(Interface dataset entries)
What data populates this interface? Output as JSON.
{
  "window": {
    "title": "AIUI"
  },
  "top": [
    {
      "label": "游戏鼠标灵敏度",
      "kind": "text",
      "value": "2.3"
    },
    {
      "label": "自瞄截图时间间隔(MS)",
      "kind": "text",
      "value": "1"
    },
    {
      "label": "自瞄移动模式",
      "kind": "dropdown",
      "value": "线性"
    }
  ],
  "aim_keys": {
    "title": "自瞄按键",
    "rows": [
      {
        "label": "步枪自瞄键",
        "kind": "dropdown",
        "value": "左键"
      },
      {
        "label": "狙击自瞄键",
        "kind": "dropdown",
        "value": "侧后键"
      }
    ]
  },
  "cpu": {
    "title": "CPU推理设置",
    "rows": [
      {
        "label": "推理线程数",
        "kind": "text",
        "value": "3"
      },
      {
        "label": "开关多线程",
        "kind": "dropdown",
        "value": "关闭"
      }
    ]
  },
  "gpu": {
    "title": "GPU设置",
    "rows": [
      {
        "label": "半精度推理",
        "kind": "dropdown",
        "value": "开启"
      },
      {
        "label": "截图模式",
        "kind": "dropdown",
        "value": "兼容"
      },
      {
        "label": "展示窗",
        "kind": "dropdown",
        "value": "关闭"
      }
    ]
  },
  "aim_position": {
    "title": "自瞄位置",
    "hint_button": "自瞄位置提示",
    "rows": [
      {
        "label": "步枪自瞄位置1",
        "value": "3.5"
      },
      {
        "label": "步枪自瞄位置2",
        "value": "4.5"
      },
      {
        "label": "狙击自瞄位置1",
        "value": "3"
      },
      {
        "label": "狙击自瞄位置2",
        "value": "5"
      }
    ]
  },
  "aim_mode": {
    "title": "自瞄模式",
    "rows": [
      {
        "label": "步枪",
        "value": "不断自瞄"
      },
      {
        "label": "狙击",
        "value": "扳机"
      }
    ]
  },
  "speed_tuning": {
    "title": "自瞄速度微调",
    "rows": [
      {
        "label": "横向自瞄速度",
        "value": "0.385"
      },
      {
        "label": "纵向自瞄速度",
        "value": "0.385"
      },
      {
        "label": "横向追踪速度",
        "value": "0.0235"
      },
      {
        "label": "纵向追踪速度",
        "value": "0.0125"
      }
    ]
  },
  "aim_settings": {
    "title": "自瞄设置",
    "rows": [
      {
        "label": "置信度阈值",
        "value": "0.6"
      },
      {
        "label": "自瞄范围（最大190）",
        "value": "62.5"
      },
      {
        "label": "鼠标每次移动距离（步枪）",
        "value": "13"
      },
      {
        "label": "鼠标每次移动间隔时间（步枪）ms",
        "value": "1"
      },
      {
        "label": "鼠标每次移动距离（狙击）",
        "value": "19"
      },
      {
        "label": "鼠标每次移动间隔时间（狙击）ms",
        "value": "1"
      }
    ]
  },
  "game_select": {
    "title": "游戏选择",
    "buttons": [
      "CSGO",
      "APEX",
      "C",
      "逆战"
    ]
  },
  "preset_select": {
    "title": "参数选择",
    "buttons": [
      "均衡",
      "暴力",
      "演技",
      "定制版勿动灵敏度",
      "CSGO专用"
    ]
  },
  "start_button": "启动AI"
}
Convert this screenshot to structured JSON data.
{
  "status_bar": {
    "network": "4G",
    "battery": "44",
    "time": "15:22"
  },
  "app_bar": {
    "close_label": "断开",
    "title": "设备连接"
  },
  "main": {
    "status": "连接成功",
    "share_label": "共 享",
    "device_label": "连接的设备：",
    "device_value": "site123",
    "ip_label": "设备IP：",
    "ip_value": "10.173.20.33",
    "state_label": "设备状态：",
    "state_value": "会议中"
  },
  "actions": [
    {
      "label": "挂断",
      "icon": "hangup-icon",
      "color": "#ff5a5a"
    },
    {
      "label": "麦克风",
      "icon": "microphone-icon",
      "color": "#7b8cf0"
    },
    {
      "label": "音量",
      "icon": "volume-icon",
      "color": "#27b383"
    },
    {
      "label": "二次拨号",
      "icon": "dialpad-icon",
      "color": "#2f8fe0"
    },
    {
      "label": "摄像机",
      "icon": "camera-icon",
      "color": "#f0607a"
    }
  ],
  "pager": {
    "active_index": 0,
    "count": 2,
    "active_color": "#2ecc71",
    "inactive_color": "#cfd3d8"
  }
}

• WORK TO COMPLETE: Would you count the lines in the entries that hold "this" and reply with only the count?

• WRITTEN ANSWER: 2